I was really hoping to begin this journey off with a strong start, but the final product from tonight’s artistic endeavour suggests otherwise.
Recently, my brother and his best friend bought a storage unit, and as we were digging through the “treasures” we found an acrylic paint set. None of us were too excited about this particular find, seeing as no one in my family can paint, so we boxed them up right away. I completely forgot about them until I started this blog, and realized that acrylic painting would be a great first artistic endeavour! Or so I thought.
After rummaging through the mountain of boxes, I finally tracked down the set and rearranged my whole desk into a newspaper-covered painting paradise. Instead of painting on paper, I decided it would be more fun to paint a wooden picture frame instead.
I started rummaging through the paints and soon realized that the set consisted of zero paint brushes. I’m a little embarrassed to admit that I didn’t even think of paint brushes beforehand, but I had assumed that where you find paint, you also find brushes. Obviously I was wrong.
After a mini panic attack, I settled on some never used makeup brushes. Because they’re like paint brushes, but for your face, right? This should have been the moment where I stopped and really considered whether or not I had any potential for painting.
Regardless, I sat down, feeling a little hopeful from my makeup brush discovery, and was about to start when another alarming thought crossed my mind: “What do I paint?” I knew I wanted to paint a picture, but of what? I had planned to use the paints, and I knew what I was going to be painting on, but the actual image of what I would paint never crossed my mind.
This was the moment when I actually realized I was completely out of my comfort zone. Never mind the brush mishap, I’m telling myself it happens all the time, but how could I not even think of what image I wanted to paint?
The words “abstract” and “concrete” came to mind, but then I realized I don’t even know what they mean in a painting context. So I began to wonder, where do artists find inspiration?

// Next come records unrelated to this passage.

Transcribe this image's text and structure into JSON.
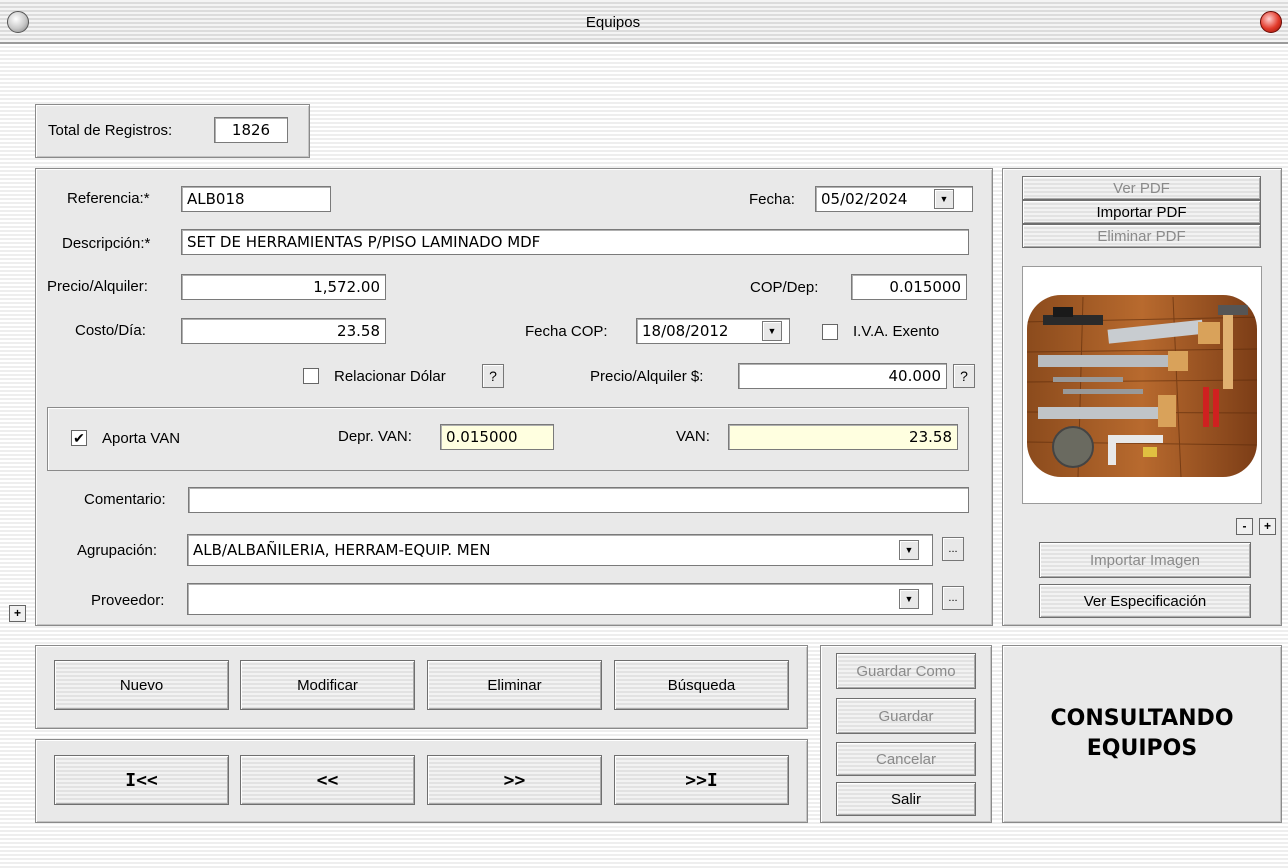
{
  "window": {
    "title": "Equipos"
  },
  "total": {
    "label": "Total de Registros:",
    "value": "1826"
  },
  "form": {
    "referencia_label": "Referencia:*",
    "referencia_value": "ALB018",
    "fecha_label": "Fecha:",
    "fecha_value": "05/02/2024",
    "descripcion_label": "Descripción:*",
    "descripcion_value": "SET DE HERRAMIENTAS P/PISO LAMINADO MDF",
    "precio_label": "Precio/Alquiler:",
    "precio_value": "1,572.00",
    "copdep_label": "COP/Dep:",
    "copdep_value": "0.015000",
    "costo_label": "Costo/Día:",
    "costo_value": "23.58",
    "fechacop_label": "Fecha COP:",
    "fechacop_value": "18/08/2012",
    "iva_label": "I.V.A. Exento",
    "iva_checked": false,
    "relacionar_label": "Relacionar Dólar",
    "relacionar_checked": false,
    "help_label": "?",
    "preciousd_label": "Precio/Alquiler $:",
    "preciousd_value": "40.000",
    "aporta_label": "Aporta VAN",
    "aporta_check": "✔",
    "deprvan_label": "Depr. VAN:",
    "deprvan_value": "0.015000",
    "van_label": "VAN:",
    "van_value": "23.58",
    "comentario_label": "Comentario:",
    "comentario_value": "",
    "agrupacion_label": "Agrupación:",
    "agrupacion_value": "ALB/ALBAÑILERIA, HERRAM-EQUIP. MEN",
    "proveedor_label": "Proveedor:",
    "proveedor_value": "",
    "ellipsis": "..."
  },
  "side": {
    "ver_pdf": "Ver PDF",
    "importar_pdf": "Importar PDF",
    "eliminar_pdf": "Eliminar PDF",
    "zoom_out": "-",
    "zoom_in": "+",
    "importar_imagen": "Importar Imagen",
    "ver_especificacion": "Ver Especificación"
  },
  "actions": {
    "nuevo": "Nuevo",
    "modificar": "Modificar",
    "eliminar": "Eliminar",
    "busqueda": "Búsqueda"
  },
  "nav": {
    "first": "I<<",
    "prev": "<<",
    "next": ">>",
    "last": ">>I"
  },
  "save": {
    "guardar_como": "Guardar Como",
    "guardar": "Guardar",
    "cancelar": "Cancelar",
    "salir": "Salir"
  },
  "status": {
    "line1": "CONSULTANDO",
    "line2": "EQUIPOS"
  },
  "expand_label": "+",
  "icons": {
    "dropdown": "chevron-down-icon",
    "photo": "tools-photo"
  }
}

My friend Kelsey was on her way over to keep me company, and I decided to start there. Kelsey and I spent this past year travelling Australia and New Zealand together, and reminiscing on our trip seemed like the perfect opportunity for inspiration. I pulled up photos of my favourite places we had travelled, and decided I would try and paint some mountains from one of my favourite places in New Zealand.
I didn’t realize how ambitious that was until I began. Between the makeup brushes, the lack of skill, and the lack of knowledge about anything regarding paint, I have to admit I did not do a great job. At all.

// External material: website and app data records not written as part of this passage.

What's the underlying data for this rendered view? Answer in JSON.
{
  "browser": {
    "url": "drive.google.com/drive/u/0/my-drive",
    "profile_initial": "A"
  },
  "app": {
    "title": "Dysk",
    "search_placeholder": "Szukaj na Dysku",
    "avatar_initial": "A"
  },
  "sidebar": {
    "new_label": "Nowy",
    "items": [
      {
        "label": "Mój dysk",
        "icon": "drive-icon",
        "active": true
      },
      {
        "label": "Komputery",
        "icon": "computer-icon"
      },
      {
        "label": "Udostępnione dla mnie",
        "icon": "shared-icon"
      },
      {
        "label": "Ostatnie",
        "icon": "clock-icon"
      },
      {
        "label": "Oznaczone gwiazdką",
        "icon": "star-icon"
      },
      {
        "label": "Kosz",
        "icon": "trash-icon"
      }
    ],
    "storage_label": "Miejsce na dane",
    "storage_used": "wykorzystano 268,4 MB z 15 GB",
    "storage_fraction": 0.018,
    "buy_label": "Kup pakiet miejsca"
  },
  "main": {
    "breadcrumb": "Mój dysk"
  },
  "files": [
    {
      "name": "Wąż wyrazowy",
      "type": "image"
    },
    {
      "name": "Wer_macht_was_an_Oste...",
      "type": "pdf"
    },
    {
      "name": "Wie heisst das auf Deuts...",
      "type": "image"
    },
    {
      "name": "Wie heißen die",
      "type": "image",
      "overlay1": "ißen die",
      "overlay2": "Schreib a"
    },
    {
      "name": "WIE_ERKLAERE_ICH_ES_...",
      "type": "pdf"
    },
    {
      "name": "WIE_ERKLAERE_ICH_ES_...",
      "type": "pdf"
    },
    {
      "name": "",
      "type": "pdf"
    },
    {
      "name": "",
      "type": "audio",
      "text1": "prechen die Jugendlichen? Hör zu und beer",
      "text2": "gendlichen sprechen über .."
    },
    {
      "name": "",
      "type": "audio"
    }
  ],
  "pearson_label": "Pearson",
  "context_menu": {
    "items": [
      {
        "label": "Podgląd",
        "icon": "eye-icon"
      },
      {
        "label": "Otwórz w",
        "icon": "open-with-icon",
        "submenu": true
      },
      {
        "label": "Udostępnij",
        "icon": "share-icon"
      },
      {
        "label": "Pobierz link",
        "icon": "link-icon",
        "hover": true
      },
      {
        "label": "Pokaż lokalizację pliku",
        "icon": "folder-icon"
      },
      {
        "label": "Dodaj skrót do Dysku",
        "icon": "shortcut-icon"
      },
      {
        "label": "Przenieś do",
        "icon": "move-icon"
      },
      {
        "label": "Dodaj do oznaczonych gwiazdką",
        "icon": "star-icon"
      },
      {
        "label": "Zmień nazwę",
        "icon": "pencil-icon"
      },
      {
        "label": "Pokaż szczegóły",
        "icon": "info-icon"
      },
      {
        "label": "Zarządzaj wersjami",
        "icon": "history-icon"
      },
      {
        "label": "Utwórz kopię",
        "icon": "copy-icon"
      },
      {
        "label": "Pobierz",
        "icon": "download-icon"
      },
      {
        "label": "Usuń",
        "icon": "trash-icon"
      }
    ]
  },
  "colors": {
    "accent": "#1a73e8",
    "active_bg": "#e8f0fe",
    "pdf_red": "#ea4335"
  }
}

I sat there staring at my “mountain”-covered picture frame and wondered if I was wasting my time with this whole blog. I did put effort into it, and I did honestly want to make it something visually appealing, but it did not turn out how I wanted. I can’t say I’m extremely surprised, but I was a little disappointed.

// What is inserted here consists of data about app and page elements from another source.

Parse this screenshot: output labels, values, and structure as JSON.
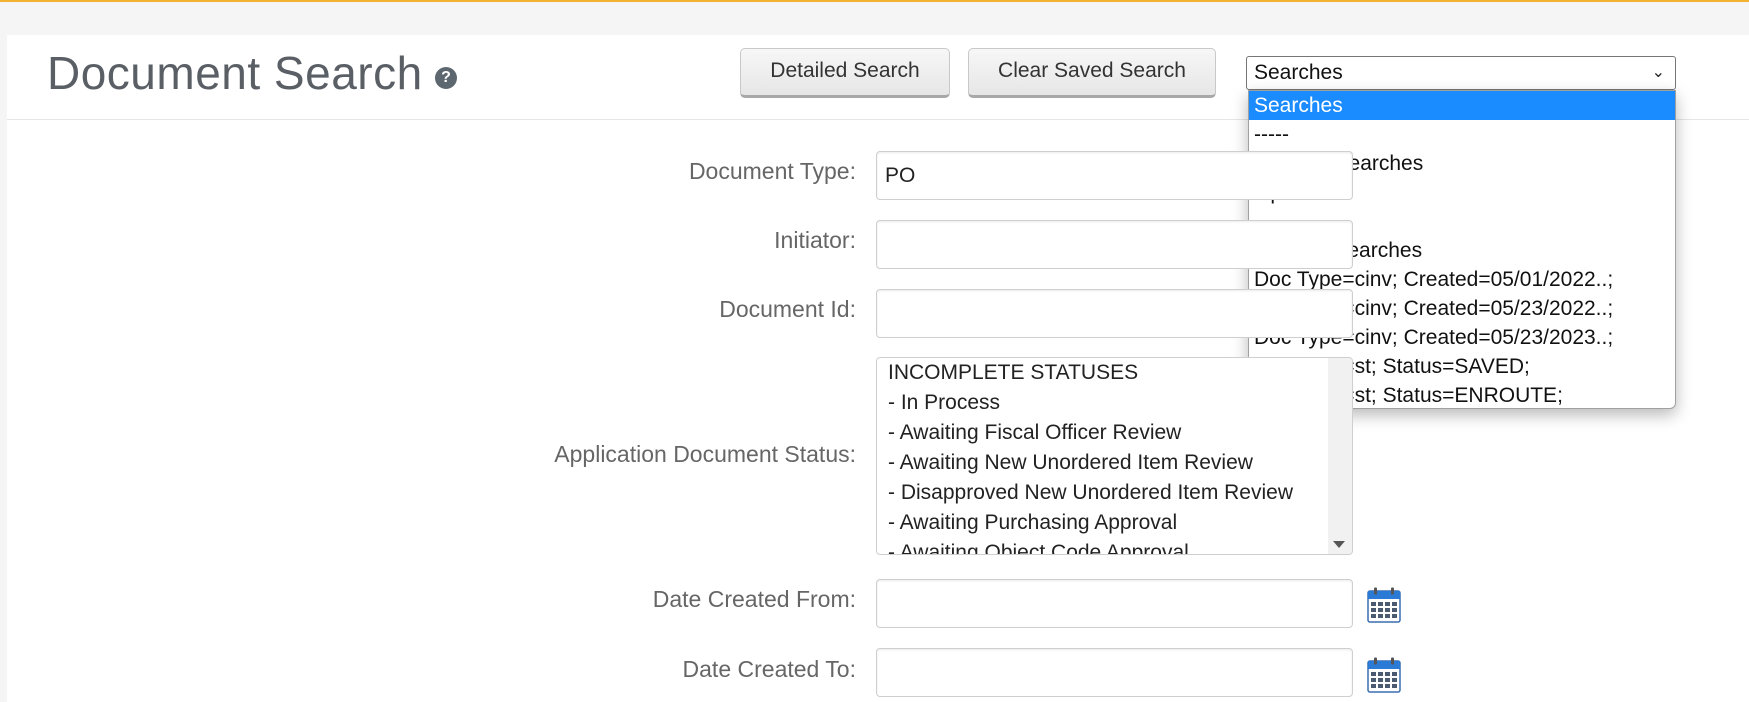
{
  "header": {
    "title": "Document Search",
    "help_icon": "question-circle-icon",
    "buttons": {
      "detailed_search": "Detailed Search",
      "clear_saved_search": "Clear Saved Search"
    },
    "saved_searches_select": {
      "value": "Searches",
      "options": [
        "Searches",
        "-----",
        "-Named Searches",
        "Open POs",
        "-----",
        "-Recent Searches",
        "Doc Type=cinv; Created=05/01/2022..;",
        "Doc Type=cinv; Created=05/23/2022..;",
        "Doc Type=cinv; Created=05/23/2023..;",
        "Doc Type=st; Status=SAVED;",
        "Doc Type=st; Status=ENROUTE;"
      ],
      "selected_index": 0
    }
  },
  "form": {
    "document_type": {
      "label": "Document Type:",
      "value": "PO"
    },
    "initiator": {
      "label": "Initiator:",
      "value": ""
    },
    "document_id": {
      "label": "Document Id:",
      "value": ""
    },
    "application_document_status": {
      "label": "Application Document Status:",
      "options": [
        "INCOMPLETE STATUSES",
        "- In Process",
        "- Awaiting Fiscal Officer Review",
        "- Awaiting New Unordered Item Review",
        "- Disapproved New Unordered Item Review",
        "- Awaiting Purchasing Approval",
        "- Awaiting Object Code Approval"
      ]
    },
    "date_created_from": {
      "label": "Date Created From:",
      "value": "",
      "icon": "calendar-icon"
    },
    "date_created_to": {
      "label": "Date Created To:",
      "value": "",
      "icon": "calendar-icon"
    }
  },
  "colors": {
    "accent_top_border": "#f2b233",
    "dropdown_highlight": "#1a8cff",
    "calendar_blue": "#2a7ad6"
  }
}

And then I realized that the picture frame itself isn’t what is most important to me about tonight’s endeavour. I just spent a couple hours catching up with one of my best friends, while also being able to do something I haven’t done in ages. I honestly can’t remember the last time I picked up a paint brush (probably because I don’t own any, as I discovered tonight) but it was actually fun doing something that I don’t usually do.
By committing to this particular artistic endeavour, I was able to give myself the opportunity to have fun and forget about life for a moment. It wasn’t the outcome I was expecting, and I didn’t discover any hidden skill, but I did have a good time with a great friend doing something that I would try again (if properly prepared, of course).
By now you all know that I have zero artistic experience, and I could be completely wrong here, but I would like to think that it’s also about the process for some artists as well. Yes, the final product is what sells and what catches peoples attention, but for the artist perhaps the process of creating is equally significant.
It could be a process of discovery for some, or a moment of happiness for others, but tonight I learned the benefit of completely immersing yourself in anything you do, regardless how well you do it.